+++ TASK DATA +++
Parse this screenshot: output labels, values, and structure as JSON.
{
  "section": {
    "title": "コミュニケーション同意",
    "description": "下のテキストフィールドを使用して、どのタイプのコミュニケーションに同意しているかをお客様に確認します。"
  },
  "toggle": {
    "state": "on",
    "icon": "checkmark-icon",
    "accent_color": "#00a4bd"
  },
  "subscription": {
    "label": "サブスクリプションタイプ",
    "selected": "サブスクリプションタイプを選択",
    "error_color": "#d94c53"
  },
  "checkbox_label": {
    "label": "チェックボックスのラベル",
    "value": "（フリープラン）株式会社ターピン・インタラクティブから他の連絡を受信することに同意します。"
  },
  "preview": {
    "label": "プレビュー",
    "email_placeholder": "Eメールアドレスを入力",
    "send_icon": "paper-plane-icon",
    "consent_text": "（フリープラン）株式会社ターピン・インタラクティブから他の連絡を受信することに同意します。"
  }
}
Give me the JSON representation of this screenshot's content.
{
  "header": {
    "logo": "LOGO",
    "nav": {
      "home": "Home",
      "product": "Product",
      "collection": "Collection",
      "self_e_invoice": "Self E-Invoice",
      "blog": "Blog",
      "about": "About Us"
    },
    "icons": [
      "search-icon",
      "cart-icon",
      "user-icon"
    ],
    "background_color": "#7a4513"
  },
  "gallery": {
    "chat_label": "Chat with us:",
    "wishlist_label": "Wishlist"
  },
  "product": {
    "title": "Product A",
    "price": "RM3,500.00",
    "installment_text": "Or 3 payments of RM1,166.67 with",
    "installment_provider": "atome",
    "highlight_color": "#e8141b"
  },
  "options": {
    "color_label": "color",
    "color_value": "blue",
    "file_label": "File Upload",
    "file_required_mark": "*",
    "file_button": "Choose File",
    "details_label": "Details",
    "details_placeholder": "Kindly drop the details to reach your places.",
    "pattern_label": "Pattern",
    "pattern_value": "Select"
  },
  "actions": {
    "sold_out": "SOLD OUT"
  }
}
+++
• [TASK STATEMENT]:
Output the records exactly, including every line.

• [EXERCISE RESULT]:
Parse this screenshot: output labels, values, and structure as JSON.
{
  "section": {
    "title": "コミュニケーション同意",
    "description": "下のテキストフィールドを使用して、どのタイプのコミュニケーションに同意しているかをお客様に確認します。"
  },
  "toggle": {
    "state": "on",
    "icon": "checkmark-icon",
    "accent_color": "#00a4bd"
  },
  "subscription": {
    "label": "サブスクリプションタイプ",
    "selected": "サブスクリプションタイプを選択",
    "error_color": "#d94c53"
  },
  "checkbox_label": {
    "label": "チェックボックスのラベル",
    "value": "（フリープラン）株式会社ターピン・インタラクティブから他の連絡を受信することに同意します。"
  },
  "preview": {
    "label": "プレビュー",
    "email_placeholder": "Eメールアドレスを入力",
    "send_icon": "paper-plane-icon",
    "consent_text": "（フリープラン）株式会社ターピン・インタラクティブから他の連絡を受信することに同意します。"
  }
}
Give me the JSON representation of this screenshot's content.
{
  "header": {
    "logo": "LOGO",
    "nav": {
      "home": "Home",
      "product": "Product",
      "collection": "Collection",
      "self_e_invoice": "Self E-Invoice",
      "blog": "Blog",
      "about": "About Us"
    },
    "icons": [
      "search-icon",
      "cart-icon",
      "user-icon"
    ],
    "background_color": "#7a4513"
  },
  "gallery": {
    "chat_label": "Chat with us:",
    "wishlist_label": "Wishlist"
  },
  "product": {
    "title": "Product A",
    "price": "RM3,500.00",
    "installment_text": "Or 3 payments of RM1,166.67 with",
    "installment_provider": "atome",
    "highlight_color": "#e8141b"
  },
  "options": {
    "color_label": "color",
    "color_value": "blue",
    "file_label": "File Upload",
    "file_required_mark": "*",
    "file_button": "Choose File",
    "details_label": "Details",
    "details_placeholder": "Kindly drop the details to reach your places.",
    "pattern_label": "Pattern",
    "pattern_value": "Select"
  },
  "actions": {
    "sold_out": "SOLD OUT"
  }
}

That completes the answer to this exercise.